That’s why USC’s Elijah Stewart wasn’t among the 192 early entrants to the 2017 NBA draft.

Jonathan Givony of DraftExpress:

Stewart:

Givony’s report will do little but embarrass Stewart. It’s unlikely Stewart would’ve been drafted, and he likely would have withdrawn to return to USC for his senior season. Perhaps, he would’ve gotten helpful feedback from the NBA before that point, but that’s minimal.

The real problem, though, isn’t Stewart’s inattentiveness, to whatever extent is exists. It’s that the NCAA won’t allow players to maintain eligibility while having an agent.

If Stewart had proper representation, there’d be no questioning whether he intended to declare for the draft. His agent would’ve handled it, one way or the other.

If the NCAA were truly about educating players, it’d allow them to have guidance from experienced professional agents. Agents don’t have to conflict with amateurism (not that amateurism is a worthy goal, anyway).

But teaching players is not the NCAA’s true goal. The NCAA prioritizes keeping its cartel in tact and money flowing to coaches and administrators.

Agents might steer players from that corrupt system entirely or at least help them leverage their immense power to gain better compensation than a wage-fixed scholarship.
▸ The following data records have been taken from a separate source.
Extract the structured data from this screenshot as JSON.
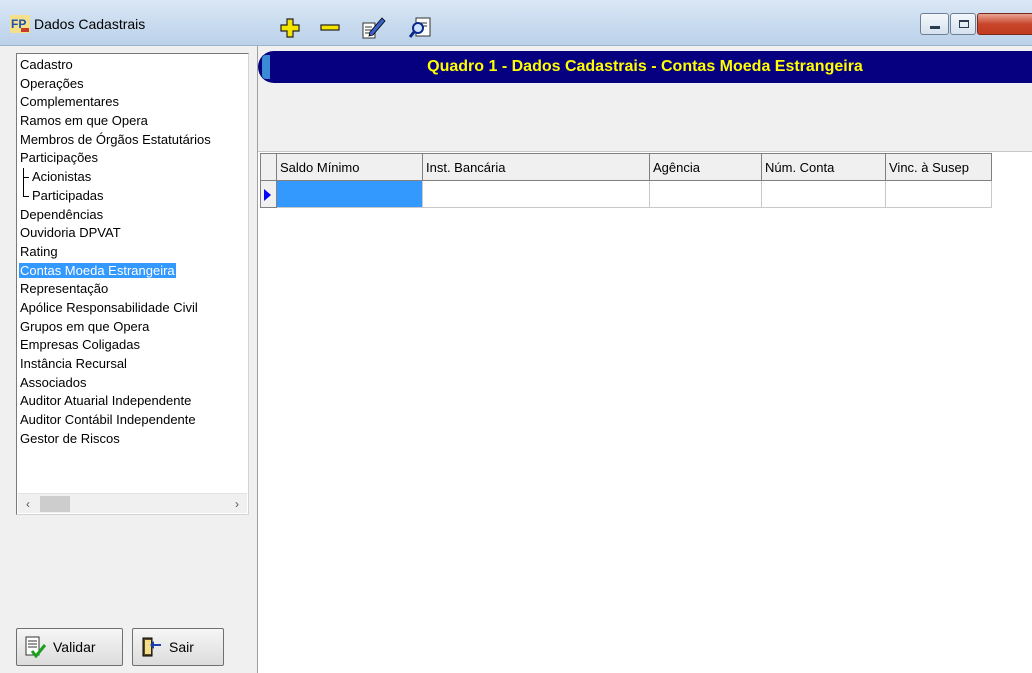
{
  "window": {
    "title": "Dados Cadastrais"
  },
  "banner": {
    "title": "Quadro 1 - Dados Cadastrais - Contas Moeda Estrangeira"
  },
  "tree": {
    "items": [
      {
        "label": "Cadastro",
        "level": 0
      },
      {
        "label": "Operações",
        "level": 0
      },
      {
        "label": "Complementares",
        "level": 0
      },
      {
        "label": "Ramos em que Opera",
        "level": 0
      },
      {
        "label": "Membros de Órgãos Estatutários",
        "level": 0
      },
      {
        "label": "Participações",
        "level": 0
      },
      {
        "label": "Acionistas",
        "level": 1
      },
      {
        "label": "Participadas",
        "level": 1
      },
      {
        "label": "Dependências",
        "level": 0
      },
      {
        "label": "Ouvidoria DPVAT",
        "level": 0
      },
      {
        "label": "Rating",
        "level": 0
      },
      {
        "label": "Contas Moeda Estrangeira",
        "level": 0,
        "selected": true
      },
      {
        "label": "Representação",
        "level": 0
      },
      {
        "label": "Apólice Responsabilidade Civil",
        "level": 0
      },
      {
        "label": "Grupos em que Opera",
        "level": 0
      },
      {
        "label": "Empresas Coligadas",
        "level": 0
      },
      {
        "label": "Instância Recursal",
        "level": 0
      },
      {
        "label": "Associados",
        "level": 0
      },
      {
        "label": "Auditor Atuarial Independente",
        "level": 0
      },
      {
        "label": "Auditor Contábil Independente",
        "level": 0
      },
      {
        "label": "Gestor de Riscos",
        "level": 0
      }
    ]
  },
  "buttons": {
    "validar": "Validar",
    "sair": "Sair"
  },
  "toolbar": {
    "icons": [
      "add-icon",
      "remove-icon",
      "edit-icon",
      "find-icon"
    ]
  },
  "grid": {
    "columns": [
      "Saldo Mínimo",
      "Inst. Bancária",
      "Agência",
      "Núm. Conta",
      "Vinc. à Susep"
    ],
    "rows": [
      [
        "",
        "",
        "",
        "",
        ""
      ]
    ]
  },
  "colors": {
    "banner_bg": "#060080",
    "banner_text": "#ffff00",
    "selection": "#3399ff"
  }
}
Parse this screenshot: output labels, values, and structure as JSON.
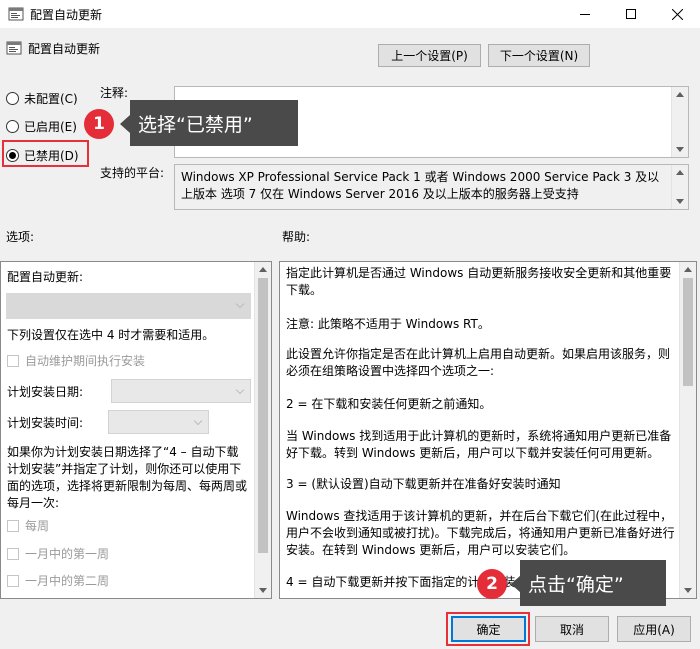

This incident should spark discussion about the unseemly lengths the NCAA goes to to protect its money-makers from its revenue-generators. Instead, it’s much easier to make Stewart a punchline.